Due to Congress’ failure to respond, “Providers No Longer Able to Submit Claims for Testing, Treating, and Vaccinating the Uninsured: The fund that reimburses doctors and other medical providers for caring for uninsured individuals will start to be scaled back this month and end completely in early April.” – White House
As defensive measures for addressing the spread of COVID – 19 are being relaxed nationwide and locally, federal and state health policy leaders are closely watching for the arrival and intensity of new strains – and assessing how they are prepared for any resurgence of the epidemic.
But there are a series of deadlines looming regarding the funding of preventative measures and treatments which could jeopardize the ability of states to respond with the same intensity to coronavirus complications they have developed over the past two years.
Last week President Biden’s White House staff wrote in a letter to Speaker of the U.S. House of Representatives:
“Providers No Longer Able to Submit Claims for Testing, Treating, and Vaccinating the Uninsured: The fund that reimburses doctors and other medical providers for caring for uninsured individuals will start to be scaled back this month and end completely in early April. Specifically, one week from today – March 22 — the Uninsured Program will stop accepting new claims for testing and treatment due to lack of sufficient funds. Providers will no longer be able to submit claims for providing these services to uninsured individuals, forcing providers to either absorb the cost or turn away people who are uninsured, increasing the disparity in access to critically needed health care and putting additional burdens on safety net providers. Three weeks from today — April 5 — the Uninsured Program will also stop accepting vaccination claims due to a lack of sufficient funds.”
Given the claim by the White House that as of this week providers would no longer be able to submit claims for the uninsured seeking testing and treatment, The Candle asked the New Mexico Department of Health (DOH) and the Human Services Department (HSD) if they had contacted providers in New Mexico regarding how to they would deal with the loss of reimbursements.
Katy Diffendorfer, Health Equity Communications Manager for DOH, emailed in response, “Not yet. We are waiting for further clarity as to the intent of Congress before notifications. We have the ability to notify providers immediately and will be ready to do so if needed.”

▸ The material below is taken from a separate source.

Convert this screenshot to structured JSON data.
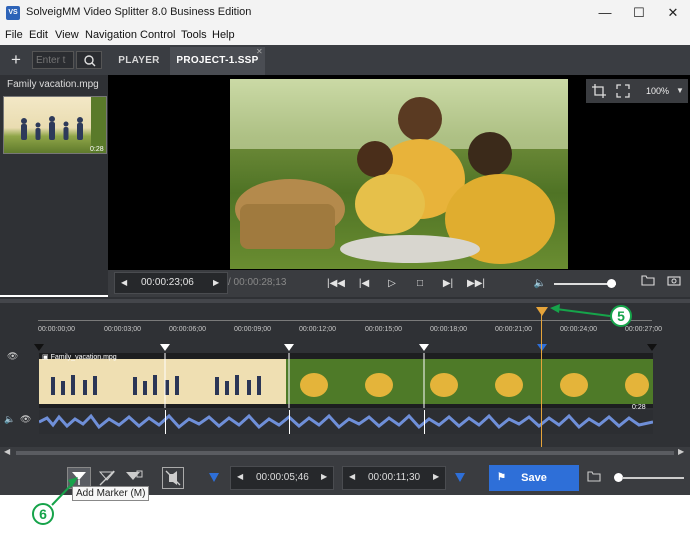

The Candle also asked if the state had set aside any of the federal funds received to date for dealing with an emergency similar to the one described in the White House letter.
The DOH spokesperson wrote, “Yes. At the present time we have more than enough treatments, tests, vaccines, and masks … We are allowed to use Federal funds to maintain a 60 day stockpile of tests, treatments, masks, and we have that supply on hand.”
Diffendorfer also provided an assessment of the department’s concerns and areas of vulnerability, “We remain short on hospital staff and the state continues to supply hundreds of HCQ to NM hospitals. With case counts being low, we have no immediate threats to the other resources, but we are still providing sheltering to COVID positive people who cannot isolate and some of this funding has been identified as being discontinued.”
According to DOH, the state has “been told that all FEMA reimbursements will decline on 7/1/2022 and so we are in the middle of a planning process to ensure that NM can continue to fight the pandemic without Federal aid effective 7/1/2022. That work also has informed our response to the recent letter mentioned here.”
When asked if the DOH and HSD has communicated with New Mexico’s Congressional Delegation regarding the issues raised by the White House letter, we were told, “Dr. Scrase has discussed with the Governor but we don’t have anything in writing.”
This is happening alongside reports that millions of Americans will be dropped from Medicaid healthcare coverage they acquired due to changes made in federal policy in response to the epidemic’s spread two years ago.
As reported in the Washington Post and the Santa Few New Mexican late last week, the change in federal Medicaid eligibility rules is expected to take place mid-summer and could result in millions of Americans, including more than 80,000 New Mexican residents, losing healthcare coverage.
The Candle also reached out to Congresswoman Teresa Leger Fernández and Senator Ben Ray Lujan last week seeking a response to the White House letter.
Neither has responded as of the posting of this story. We will update if The Candle receives a response.